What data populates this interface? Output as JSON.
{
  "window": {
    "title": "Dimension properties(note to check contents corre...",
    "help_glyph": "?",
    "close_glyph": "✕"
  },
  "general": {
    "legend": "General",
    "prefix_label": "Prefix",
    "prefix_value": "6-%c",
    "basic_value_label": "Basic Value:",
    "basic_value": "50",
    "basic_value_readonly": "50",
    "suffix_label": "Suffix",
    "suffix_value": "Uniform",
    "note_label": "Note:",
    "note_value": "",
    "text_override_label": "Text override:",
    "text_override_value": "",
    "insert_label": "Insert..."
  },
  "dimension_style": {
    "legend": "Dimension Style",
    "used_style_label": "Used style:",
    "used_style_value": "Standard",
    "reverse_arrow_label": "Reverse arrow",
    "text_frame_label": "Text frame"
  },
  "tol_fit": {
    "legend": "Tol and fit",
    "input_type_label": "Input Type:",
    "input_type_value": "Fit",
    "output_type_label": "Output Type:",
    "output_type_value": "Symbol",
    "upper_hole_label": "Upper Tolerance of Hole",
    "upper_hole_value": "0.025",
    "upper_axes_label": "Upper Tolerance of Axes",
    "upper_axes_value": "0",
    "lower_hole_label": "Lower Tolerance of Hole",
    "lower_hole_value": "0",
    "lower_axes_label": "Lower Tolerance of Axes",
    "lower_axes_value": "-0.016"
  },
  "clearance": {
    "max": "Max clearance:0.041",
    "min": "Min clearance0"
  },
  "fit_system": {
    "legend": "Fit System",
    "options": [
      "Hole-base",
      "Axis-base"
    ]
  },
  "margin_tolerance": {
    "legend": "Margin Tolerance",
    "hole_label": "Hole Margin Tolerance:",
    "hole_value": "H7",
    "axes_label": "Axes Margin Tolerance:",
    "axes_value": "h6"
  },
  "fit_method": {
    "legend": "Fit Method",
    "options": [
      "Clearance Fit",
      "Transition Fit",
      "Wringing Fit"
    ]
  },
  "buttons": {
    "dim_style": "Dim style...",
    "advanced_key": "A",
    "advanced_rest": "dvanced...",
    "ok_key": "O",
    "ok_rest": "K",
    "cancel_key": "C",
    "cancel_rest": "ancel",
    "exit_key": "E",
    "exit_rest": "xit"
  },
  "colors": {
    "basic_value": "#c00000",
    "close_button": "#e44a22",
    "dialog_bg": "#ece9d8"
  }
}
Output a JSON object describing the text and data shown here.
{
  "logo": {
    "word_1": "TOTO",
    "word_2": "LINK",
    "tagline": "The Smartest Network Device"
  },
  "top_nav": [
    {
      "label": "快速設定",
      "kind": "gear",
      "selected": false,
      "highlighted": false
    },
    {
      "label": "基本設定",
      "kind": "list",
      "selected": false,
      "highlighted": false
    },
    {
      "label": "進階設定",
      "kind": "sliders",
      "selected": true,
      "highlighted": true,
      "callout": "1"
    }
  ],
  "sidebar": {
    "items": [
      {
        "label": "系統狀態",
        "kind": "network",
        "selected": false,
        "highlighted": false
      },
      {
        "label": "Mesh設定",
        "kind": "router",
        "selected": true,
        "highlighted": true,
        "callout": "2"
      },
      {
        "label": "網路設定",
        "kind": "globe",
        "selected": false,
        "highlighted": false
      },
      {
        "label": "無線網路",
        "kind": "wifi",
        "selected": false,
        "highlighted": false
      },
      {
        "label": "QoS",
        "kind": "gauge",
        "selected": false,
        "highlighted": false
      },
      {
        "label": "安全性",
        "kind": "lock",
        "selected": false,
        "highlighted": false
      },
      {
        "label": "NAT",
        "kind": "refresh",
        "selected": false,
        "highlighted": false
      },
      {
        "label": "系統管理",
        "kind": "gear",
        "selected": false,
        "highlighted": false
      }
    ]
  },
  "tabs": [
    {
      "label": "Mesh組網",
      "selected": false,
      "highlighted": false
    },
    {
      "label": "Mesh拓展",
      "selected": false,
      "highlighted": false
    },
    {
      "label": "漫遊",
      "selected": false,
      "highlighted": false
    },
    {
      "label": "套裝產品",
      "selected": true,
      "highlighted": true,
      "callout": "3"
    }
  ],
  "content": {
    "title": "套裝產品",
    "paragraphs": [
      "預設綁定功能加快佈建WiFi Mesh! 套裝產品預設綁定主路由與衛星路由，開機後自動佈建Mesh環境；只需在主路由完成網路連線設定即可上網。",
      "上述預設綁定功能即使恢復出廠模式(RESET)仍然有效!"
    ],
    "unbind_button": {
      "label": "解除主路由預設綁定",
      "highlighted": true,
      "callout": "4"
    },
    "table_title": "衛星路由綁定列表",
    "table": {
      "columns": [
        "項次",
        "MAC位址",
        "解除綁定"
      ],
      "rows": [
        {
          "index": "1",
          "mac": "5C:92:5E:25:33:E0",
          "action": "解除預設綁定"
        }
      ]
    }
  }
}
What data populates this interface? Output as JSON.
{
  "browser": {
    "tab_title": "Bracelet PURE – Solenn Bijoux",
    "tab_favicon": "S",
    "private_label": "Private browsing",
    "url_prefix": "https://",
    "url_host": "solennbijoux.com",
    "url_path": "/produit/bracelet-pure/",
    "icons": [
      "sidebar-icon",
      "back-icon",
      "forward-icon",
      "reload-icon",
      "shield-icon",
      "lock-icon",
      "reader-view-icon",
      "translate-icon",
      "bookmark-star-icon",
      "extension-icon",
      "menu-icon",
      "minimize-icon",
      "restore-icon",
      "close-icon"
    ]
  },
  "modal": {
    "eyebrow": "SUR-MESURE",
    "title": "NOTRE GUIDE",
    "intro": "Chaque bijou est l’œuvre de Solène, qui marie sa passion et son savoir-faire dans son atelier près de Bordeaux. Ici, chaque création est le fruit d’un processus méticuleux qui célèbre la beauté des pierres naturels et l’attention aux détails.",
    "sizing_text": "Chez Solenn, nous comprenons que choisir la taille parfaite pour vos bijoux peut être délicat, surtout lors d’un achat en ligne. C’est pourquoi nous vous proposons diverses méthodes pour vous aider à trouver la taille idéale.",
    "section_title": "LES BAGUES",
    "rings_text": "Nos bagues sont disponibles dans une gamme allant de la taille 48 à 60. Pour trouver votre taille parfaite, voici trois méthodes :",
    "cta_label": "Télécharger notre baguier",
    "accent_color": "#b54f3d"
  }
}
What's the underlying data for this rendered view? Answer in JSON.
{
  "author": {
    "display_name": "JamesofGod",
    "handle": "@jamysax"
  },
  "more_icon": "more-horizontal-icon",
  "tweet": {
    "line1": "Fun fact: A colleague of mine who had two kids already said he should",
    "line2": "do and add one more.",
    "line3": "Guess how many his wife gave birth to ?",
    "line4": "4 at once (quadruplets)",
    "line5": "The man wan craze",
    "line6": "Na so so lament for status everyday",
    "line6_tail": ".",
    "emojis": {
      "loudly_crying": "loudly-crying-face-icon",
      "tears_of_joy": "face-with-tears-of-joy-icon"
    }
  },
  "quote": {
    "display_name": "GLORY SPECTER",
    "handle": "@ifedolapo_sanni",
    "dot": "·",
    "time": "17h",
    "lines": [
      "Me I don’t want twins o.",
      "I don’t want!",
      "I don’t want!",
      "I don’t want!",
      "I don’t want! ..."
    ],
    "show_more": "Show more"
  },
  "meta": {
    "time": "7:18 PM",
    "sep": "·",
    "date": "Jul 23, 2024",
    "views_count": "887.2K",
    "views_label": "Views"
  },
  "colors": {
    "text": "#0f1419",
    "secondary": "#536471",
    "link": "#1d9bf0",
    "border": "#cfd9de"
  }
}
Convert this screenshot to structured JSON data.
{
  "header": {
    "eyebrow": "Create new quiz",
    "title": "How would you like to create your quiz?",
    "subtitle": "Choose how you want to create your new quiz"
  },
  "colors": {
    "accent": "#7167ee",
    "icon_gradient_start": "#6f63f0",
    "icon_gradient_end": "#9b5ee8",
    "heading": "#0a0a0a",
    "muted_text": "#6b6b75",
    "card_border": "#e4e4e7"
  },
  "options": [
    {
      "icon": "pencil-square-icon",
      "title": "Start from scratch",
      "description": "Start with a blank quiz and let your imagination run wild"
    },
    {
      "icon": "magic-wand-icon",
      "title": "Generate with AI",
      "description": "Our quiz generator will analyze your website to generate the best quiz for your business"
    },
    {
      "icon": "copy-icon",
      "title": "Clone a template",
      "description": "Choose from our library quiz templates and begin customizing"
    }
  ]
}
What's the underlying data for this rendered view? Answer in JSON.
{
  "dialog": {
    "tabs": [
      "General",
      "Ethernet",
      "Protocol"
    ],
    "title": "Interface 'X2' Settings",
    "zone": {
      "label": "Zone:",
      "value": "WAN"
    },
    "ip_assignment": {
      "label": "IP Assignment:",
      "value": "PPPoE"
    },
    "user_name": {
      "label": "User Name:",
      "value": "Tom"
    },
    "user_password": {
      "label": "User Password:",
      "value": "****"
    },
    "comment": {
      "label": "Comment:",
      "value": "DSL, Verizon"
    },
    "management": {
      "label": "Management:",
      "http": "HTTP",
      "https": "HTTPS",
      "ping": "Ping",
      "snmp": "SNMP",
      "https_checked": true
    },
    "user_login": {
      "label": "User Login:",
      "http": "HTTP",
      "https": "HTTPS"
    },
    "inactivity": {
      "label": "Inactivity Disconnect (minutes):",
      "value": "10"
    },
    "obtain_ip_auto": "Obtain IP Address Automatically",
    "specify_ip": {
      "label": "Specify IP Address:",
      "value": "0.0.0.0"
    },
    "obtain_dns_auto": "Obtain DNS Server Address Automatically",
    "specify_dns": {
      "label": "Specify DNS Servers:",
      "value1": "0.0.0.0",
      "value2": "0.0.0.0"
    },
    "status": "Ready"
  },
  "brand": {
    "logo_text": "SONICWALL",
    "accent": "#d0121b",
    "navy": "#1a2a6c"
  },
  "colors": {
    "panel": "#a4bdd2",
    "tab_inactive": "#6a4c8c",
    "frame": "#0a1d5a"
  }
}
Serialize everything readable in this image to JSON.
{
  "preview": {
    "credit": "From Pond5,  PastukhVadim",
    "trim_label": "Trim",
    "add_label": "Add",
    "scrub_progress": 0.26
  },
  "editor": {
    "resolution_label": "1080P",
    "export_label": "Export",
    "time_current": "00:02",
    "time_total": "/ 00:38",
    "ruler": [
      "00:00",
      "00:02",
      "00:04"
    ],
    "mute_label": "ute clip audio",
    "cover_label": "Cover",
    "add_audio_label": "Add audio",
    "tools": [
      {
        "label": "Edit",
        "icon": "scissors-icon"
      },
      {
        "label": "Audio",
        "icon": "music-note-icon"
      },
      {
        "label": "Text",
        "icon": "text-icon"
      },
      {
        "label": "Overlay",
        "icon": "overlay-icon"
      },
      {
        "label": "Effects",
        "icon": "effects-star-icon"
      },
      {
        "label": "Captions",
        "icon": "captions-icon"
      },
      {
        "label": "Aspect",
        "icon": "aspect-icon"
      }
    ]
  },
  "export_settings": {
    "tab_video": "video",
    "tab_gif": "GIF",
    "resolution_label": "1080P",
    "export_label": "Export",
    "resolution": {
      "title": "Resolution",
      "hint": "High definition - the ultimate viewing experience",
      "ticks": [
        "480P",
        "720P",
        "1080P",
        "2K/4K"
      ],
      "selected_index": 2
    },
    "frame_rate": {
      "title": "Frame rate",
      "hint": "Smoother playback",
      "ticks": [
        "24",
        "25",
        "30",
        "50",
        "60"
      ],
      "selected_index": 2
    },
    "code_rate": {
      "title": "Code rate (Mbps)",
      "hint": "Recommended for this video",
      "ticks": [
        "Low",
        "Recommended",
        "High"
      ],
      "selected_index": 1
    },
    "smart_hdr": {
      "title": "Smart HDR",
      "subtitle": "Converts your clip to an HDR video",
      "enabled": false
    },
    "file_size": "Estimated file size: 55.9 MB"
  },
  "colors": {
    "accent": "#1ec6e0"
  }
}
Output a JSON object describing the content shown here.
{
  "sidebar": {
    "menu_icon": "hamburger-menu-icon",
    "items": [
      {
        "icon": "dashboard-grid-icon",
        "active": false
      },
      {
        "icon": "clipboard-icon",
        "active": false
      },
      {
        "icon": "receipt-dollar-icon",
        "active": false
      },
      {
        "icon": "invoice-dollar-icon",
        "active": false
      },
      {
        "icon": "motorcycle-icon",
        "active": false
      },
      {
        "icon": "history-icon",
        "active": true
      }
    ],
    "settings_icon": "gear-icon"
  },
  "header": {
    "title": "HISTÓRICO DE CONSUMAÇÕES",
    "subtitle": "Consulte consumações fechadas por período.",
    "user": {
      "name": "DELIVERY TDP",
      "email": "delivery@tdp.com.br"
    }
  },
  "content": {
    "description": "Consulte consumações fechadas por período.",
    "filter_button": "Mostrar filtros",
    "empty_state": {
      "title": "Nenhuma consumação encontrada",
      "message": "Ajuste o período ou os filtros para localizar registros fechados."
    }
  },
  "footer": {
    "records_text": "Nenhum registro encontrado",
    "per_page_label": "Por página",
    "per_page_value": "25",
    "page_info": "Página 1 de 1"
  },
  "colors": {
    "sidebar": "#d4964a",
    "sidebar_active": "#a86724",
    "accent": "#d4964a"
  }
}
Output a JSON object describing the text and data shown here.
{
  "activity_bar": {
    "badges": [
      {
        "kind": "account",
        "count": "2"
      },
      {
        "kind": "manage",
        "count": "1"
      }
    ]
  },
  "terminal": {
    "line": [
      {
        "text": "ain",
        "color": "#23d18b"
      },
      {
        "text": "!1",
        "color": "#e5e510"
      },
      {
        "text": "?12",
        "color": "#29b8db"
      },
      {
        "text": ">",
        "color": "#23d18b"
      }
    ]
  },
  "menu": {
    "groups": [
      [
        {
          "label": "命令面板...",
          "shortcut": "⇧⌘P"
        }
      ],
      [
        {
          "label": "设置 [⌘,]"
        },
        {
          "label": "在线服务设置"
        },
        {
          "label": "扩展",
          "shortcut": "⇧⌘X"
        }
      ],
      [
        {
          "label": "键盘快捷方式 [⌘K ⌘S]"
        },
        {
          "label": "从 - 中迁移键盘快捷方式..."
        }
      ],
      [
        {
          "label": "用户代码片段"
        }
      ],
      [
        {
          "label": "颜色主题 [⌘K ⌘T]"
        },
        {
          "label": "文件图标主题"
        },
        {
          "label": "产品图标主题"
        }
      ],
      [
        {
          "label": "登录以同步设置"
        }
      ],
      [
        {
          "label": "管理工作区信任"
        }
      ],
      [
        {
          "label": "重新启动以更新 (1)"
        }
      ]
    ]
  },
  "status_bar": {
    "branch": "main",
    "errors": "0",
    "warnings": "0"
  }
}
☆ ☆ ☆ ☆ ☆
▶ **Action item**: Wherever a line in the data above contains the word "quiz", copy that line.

▶ **Output**:
    "eyebrow": "Create new quiz",
    "title": "How would you like to create your quiz?",
    "subtitle": "Choose how you want to create your new quiz"
      "description": "Start with a blank quiz and let your imagination run wild"
      "description": "Our quiz generator will analyze your website to generate the best quiz for your business"
      "description": "Choose from our library quiz templates and begin customizing"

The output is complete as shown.